make it into Cuba, we write stories for 25 bucks on racey subjects they market as exposés
and then publish under their own names. They bank five times as much as we do without
moving a single comma. It’s probably a relief my name isn’t on the stupid thing anyway.
The sad part is, I’m not so sure El Nuevo or any other foreign press really understands
that Cuba is more than cigars, prostitutes, corruption and Fidel.

What they don’t see is that our complexities stem from a schizophrenic sense of
patriotism resulting from the legacy of a nationalist project our grandparents undertook in
the 1960s. Today we not only have no use for it but also have no idea what to do with it.
But alas, if I ever plan to update my blog or start my own online paper here (qué sueño),
writing their psychobabble-Cuba-journalism is the only way. Who cares that there are
more relevant things actually happening in Cuba, right?

The only reason they even want this story is to legitimate (yet again) that the Revolution
can be corrupted by the same plagues their enemy countries face; further proving
the “New Man” a fallacy. Sadly over the course of my work for El Nuevo I’ve only
learned one thing: regardless if it’s here or there, we’re still subservient, spreading our
legs for somebody’s political agenda. Qué mierda. I guess; this is my own kind of

“Having dinner with los viejos. I’ll meet you at the Casa de la Música at 10 PM,” I text.
There go 16 cents of a CUC.

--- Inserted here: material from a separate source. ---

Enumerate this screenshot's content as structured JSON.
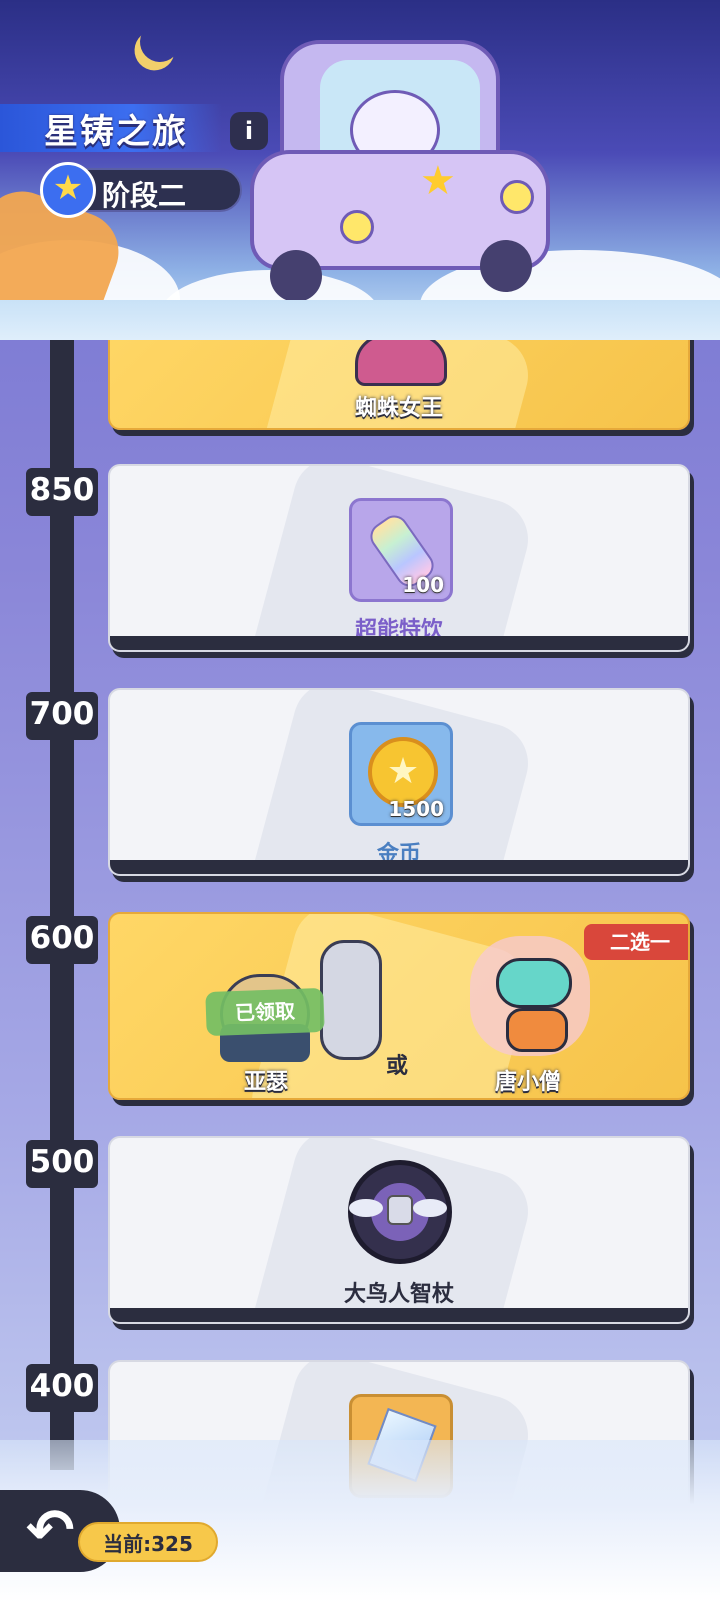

I open the eight-foot front door and climb the 51 stairs to the apartment, wet bread and all.
Yessica’s door is open and she’s blasting the latest Gente de Zona hit. She’s been playing
that shit non-stop. After years of pursuing foreigners who come to explore Cuba’s finest
assets, “Yessi” landed an Italian 60-something. He’s everything but an Italian stallion:
short, bald and walks around in Speedo shorts from 1972. But to her, he has to be prince
charming. After all, fucking his brains out had already gotten her the apartment and a
stable fixed income. Comparatively speaking she has tons of time off: he only visits
every three months and in between she comes and goes as she pleases.

Y qué?” I say uninterested. She looks up as she lights up a superfino Popular cigarette.

Staring out of her interior balcony, she’s contemplative—probably about when he’ll
marry her so she can finally leave this “God-forsaken land.” Who knows if he’s even
considering such a thing; he’s probably still married to Ave María and has no intention of
making their business transaction more than his quarterly escapade. Without him, she’ll
always be another prietica from Centro Habana in heat.

But I have too many problems of my own to start feeling sorry for her.

After dinner, I’ll take a shower and change into some sexy dress. I’ll meet Sergio at the
bar in Miramar. There I’ll pretend to be a prostitute and he’ ll cover me standing in as my
black pimp. There goes my phone again; Sergio now wants to meet 15 minutes early.

From the landing I notice her laundry hanging on the clothesline. I have that mini-dress
too. Hmm, maybe I’ll wear that tonight. Hopefully, I can take some pictures and get some
quotes. Best-case scenario, I’ll gather the info on how the cocaine is arriving through
the Hemingway Port into Havana and distributed to the chulos by some guy named “El
Checo,” then to the Spaniards and Italians. Worst case, the police will round me up with
the plethora of prostitutes in one of their raids. But they’re usually far too busy charging
their commission to bother making any arrests. I bet I’d look great on all fours. Truth is,
so long as I hit that send button, I’ll still feel like a puta.